short news from ebbf members
ebbf’s make it meaningful series is the result of 25 years of experience, evolving its international events. We discovered that people are not just looking for knowledge. They want to participate. And even more important, they want to contribute. Together we challenge the working environment and come up with ways of making our work more meaningful, connecting it to a wider purpose. Making change happen at the level of the individual, organizations and institutions.
This May we will be exploring interconnected business and specifically the mutual influence between organizational culture and structure and the people who work inside a system and give life to it. How do we as individuals affect positive change in the organizations where we operate? how can organizations enable instead of disabling people?
Follow news and ideas and interact in the run-up to the event following the hashtag #ebbflisbon
Marcelino Congo was one of the participants from the last ebbf conference in Barcelona on justice in the workplace. He was born in Angola and moved to Portugal when he was young where he completed most of his studies, after which, pursued a PhD in Food Safety at Catholic University (Oporto, Portugal) and Cornell University (NY, USA). He is currently a teacher and a researcher in Microbiology.
Jelena, through her work with the Loop, organized a get-together, between, what they called at that time, two ‘opposite tribes’: young social activists and business leaders from large corporations. They wanted to create a space for human interaction between leaders of today and those who have started shaping the world of tomorrow.

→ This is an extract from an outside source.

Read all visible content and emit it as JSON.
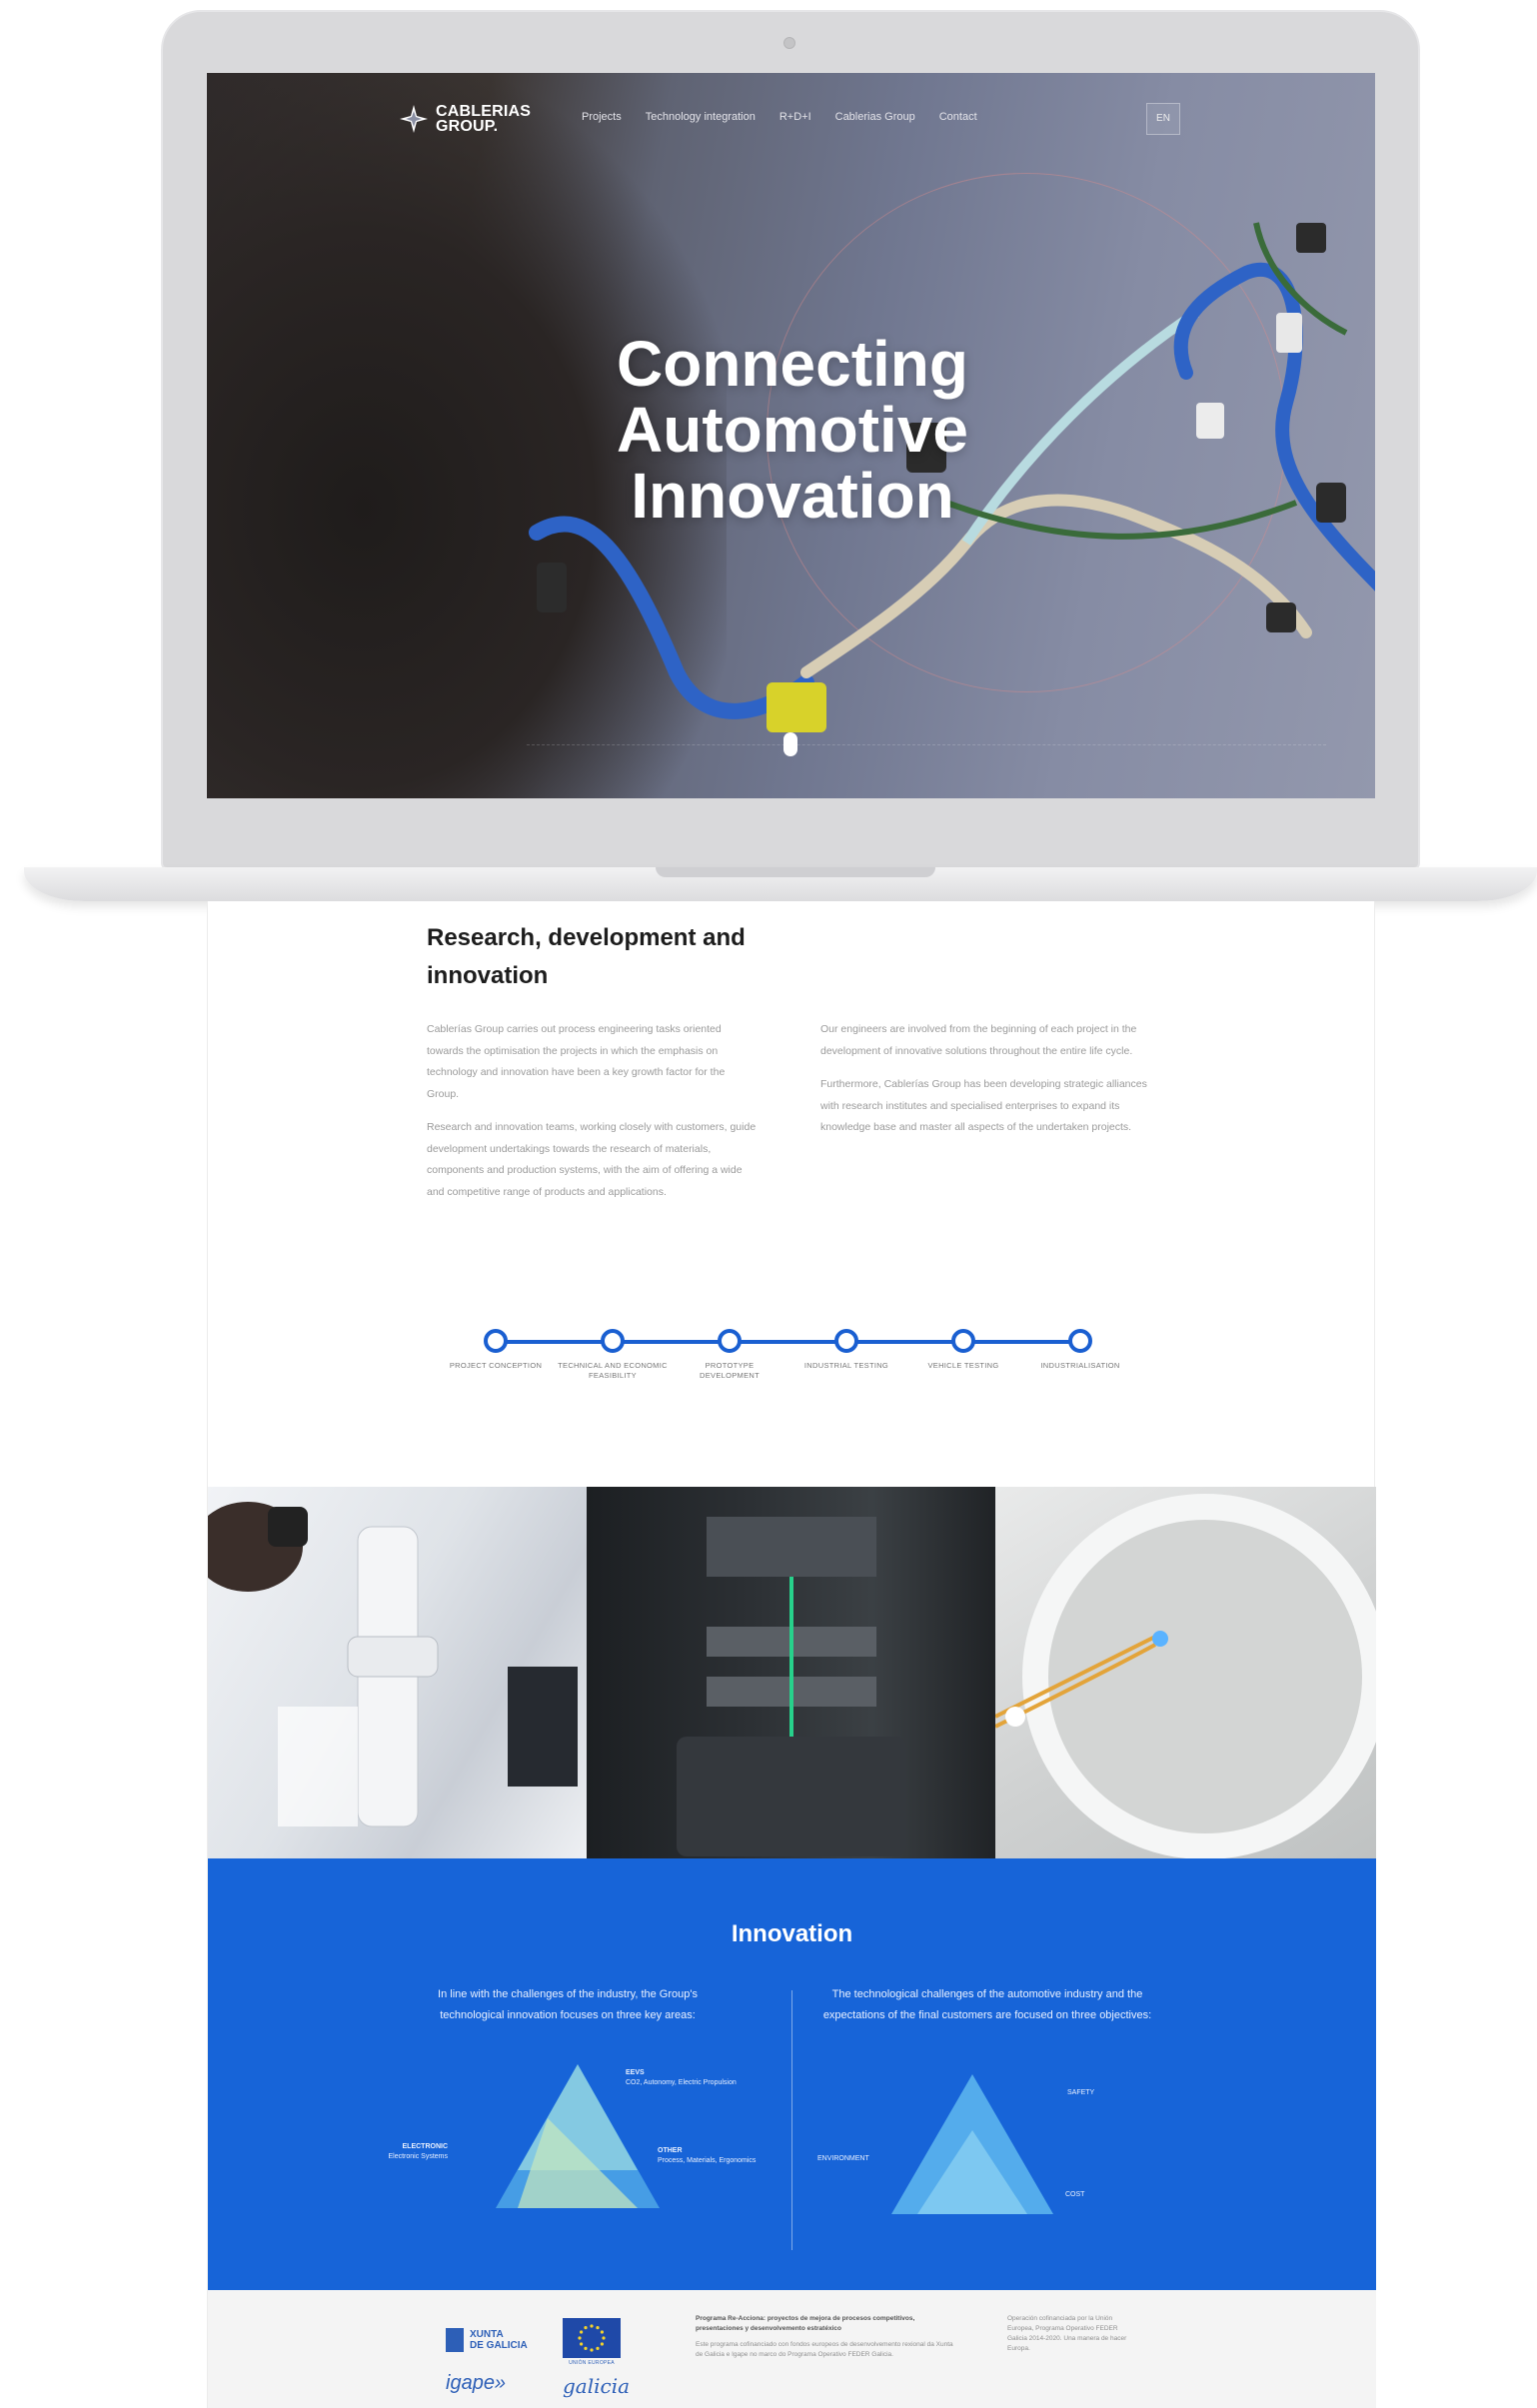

Arthur, Former Deputy Assistant Executive Director of the United Nations Environment Program (UNEP) and consultant to the World Bank, spoke at CSR Meetup Geneva about ‘The impact of climate change and pollution on the global economy’.
BAS brought the pioneer business model, Path to Zero, in which an integrated solution was offered to customers to lead them towards energy independence, thus turning energy cost into value creation. The company was the first energy company in the world to accept Bitcoin as payment and won two categories at the 2014 MIT Climate CoLab Challenge.